Try it
Word for word, print each line of the listing below; pictures stay out.

Entries shown
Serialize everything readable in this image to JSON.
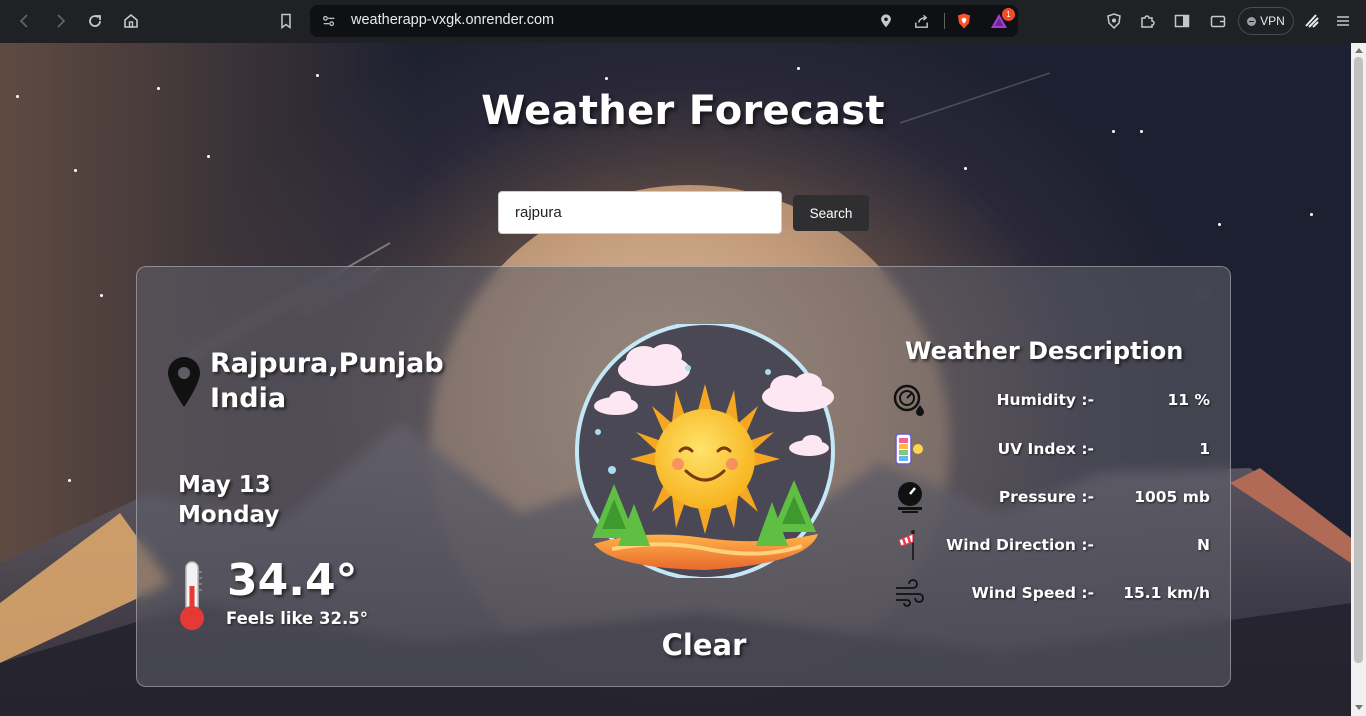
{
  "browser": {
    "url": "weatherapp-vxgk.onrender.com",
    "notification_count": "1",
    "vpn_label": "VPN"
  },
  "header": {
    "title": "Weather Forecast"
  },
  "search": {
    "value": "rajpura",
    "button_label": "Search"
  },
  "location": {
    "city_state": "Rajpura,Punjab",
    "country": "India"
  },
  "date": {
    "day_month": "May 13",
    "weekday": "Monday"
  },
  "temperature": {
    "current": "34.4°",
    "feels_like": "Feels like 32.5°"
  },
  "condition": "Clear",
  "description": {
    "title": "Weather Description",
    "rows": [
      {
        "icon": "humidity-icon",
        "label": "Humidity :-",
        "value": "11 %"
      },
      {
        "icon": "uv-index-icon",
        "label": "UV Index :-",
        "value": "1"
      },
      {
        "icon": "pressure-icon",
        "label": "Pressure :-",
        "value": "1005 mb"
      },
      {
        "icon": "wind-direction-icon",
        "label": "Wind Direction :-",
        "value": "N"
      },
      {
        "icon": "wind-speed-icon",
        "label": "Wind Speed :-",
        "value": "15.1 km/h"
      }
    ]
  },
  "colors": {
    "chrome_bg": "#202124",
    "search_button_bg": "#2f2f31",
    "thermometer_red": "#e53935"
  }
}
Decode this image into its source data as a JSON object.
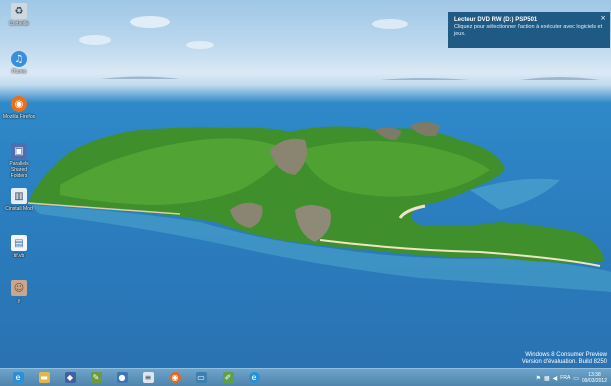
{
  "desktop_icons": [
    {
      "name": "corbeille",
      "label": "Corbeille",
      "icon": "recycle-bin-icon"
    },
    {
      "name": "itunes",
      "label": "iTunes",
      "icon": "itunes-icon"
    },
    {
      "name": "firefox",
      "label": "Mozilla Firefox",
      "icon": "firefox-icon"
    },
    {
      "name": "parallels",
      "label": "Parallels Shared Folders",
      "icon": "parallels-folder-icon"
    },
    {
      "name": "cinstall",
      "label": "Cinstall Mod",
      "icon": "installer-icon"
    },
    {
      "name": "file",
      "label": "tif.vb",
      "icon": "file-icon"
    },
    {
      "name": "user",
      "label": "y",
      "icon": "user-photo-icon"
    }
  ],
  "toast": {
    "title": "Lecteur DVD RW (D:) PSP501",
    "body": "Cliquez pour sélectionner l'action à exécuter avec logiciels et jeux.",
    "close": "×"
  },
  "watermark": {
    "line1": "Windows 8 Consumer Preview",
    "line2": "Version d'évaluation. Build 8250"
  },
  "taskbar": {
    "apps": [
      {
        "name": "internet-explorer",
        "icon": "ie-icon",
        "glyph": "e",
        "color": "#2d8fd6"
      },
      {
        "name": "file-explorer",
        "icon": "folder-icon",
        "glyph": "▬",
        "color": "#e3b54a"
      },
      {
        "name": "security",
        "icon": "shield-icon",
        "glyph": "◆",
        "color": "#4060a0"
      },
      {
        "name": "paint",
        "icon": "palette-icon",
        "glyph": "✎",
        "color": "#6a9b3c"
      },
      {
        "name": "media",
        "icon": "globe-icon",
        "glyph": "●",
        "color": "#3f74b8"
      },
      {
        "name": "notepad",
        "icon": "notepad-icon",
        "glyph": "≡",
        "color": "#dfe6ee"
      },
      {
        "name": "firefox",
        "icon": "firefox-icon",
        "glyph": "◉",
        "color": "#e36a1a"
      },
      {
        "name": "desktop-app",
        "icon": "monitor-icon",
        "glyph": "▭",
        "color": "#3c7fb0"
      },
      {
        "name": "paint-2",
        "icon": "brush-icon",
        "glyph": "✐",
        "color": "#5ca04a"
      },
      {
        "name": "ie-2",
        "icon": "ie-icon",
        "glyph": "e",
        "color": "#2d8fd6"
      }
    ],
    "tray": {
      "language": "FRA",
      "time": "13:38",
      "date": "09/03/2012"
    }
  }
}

Response to the exercise
Serialize everything readable in this image to JSON.
{
  "browser": {
    "url": "weatherapp-vxgk.onrender.com",
    "notification_count": "1",
    "vpn_label": "VPN"
  },
  "header": {
    "title": "Weather Forecast"
  },
  "search": {
    "value": "rajpura",
    "button_label": "Search"
  },
  "location": {
    "city_state": "Rajpura,Punjab",
    "country": "India"
  },
  "date": {
    "day_month": "May 13",
    "weekday": "Monday"
  },
  "temperature": {
    "current": "34.4°",
    "feels_like": "Feels like 32.5°"
  },
  "condition": "Clear",
  "description": {
    "title": "Weather Description",
    "rows": [
      {
        "icon": "humidity-icon",
        "label": "Humidity :-",
        "value": "11 %"
      },
      {
        "icon": "uv-index-icon",
        "label": "UV Index :-",
        "value": "1"
      },
      {
        "icon": "pressure-icon",
        "label": "Pressure :-",
        "value": "1005 mb"
      },
      {
        "icon": "wind-direction-icon",
        "label": "Wind Direction :-",
        "value": "N"
      },
      {
        "icon": "wind-speed-icon",
        "label": "Wind Speed :-",
        "value": "15.1 km/h"
      }
    ]
  },
  "colors": {
    "chrome_bg": "#202124",
    "search_button_bg": "#2f2f31",
    "thermometer_red": "#e53935"
  }
}
Decode this image into its source data as a JSON object.
{
  "desktop_icons": [
    {
      "name": "corbeille",
      "label": "Corbeille",
      "icon": "recycle-bin-icon"
    },
    {
      "name": "itunes",
      "label": "iTunes",
      "icon": "itunes-icon"
    },
    {
      "name": "firefox",
      "label": "Mozilla Firefox",
      "icon": "firefox-icon"
    },
    {
      "name": "parallels",
      "label": "Parallels Shared Folders",
      "icon": "parallels-folder-icon"
    },
    {
      "name": "cinstall",
      "label": "Cinstall Mod",
      "icon": "installer-icon"
    },
    {
      "name": "file",
      "label": "tif.vb",
      "icon": "file-icon"
    },
    {
      "name": "user",
      "label": "y",
      "icon": "user-photo-icon"
    }
  ],
  "toast": {
    "title": "Lecteur DVD RW (D:) PSP501",
    "body": "Cliquez pour sélectionner l'action à exécuter avec logiciels et jeux.",
    "close": "×"
  },
  "watermark": {
    "line1": "Windows 8 Consumer Preview",
    "line2": "Version d'évaluation. Build 8250"
  },
  "taskbar": {
    "apps": [
      {
        "name": "internet-explorer",
        "icon": "ie-icon",
        "glyph": "e",
        "color": "#2d8fd6"
      },
      {
        "name": "file-explorer",
        "icon": "folder-icon",
        "glyph": "▬",
        "color": "#e3b54a"
      },
      {
        "name": "security",
        "icon": "shield-icon",
        "glyph": "◆",
        "color": "#4060a0"
      },
      {
        "name": "paint",
        "icon": "palette-icon",
        "glyph": "✎",
        "color": "#6a9b3c"
      },
      {
        "name": "media",
        "icon": "globe-icon",
        "glyph": "●",
        "color": "#3f74b8"
      },
      {
        "name": "notepad",
        "icon": "notepad-icon",
        "glyph": "≡",
        "color": "#dfe6ee"
      },
      {
        "name": "firefox",
        "icon": "firefox-icon",
        "glyph": "◉",
        "color": "#e36a1a"
      },
      {
        "name": "desktop-app",
        "icon": "monitor-icon",
        "glyph": "▭",
        "color": "#3c7fb0"
      },
      {
        "name": "paint-2",
        "icon": "brush-icon",
        "glyph": "✐",
        "color": "#5ca04a"
      },
      {
        "name": "ie-2",
        "icon": "ie-icon",
        "glyph": "e",
        "color": "#2d8fd6"
      }
    ],
    "tray": {
      "language": "FRA",
      "time": "13:38",
      "date": "09/03/2012"
    }
  }
}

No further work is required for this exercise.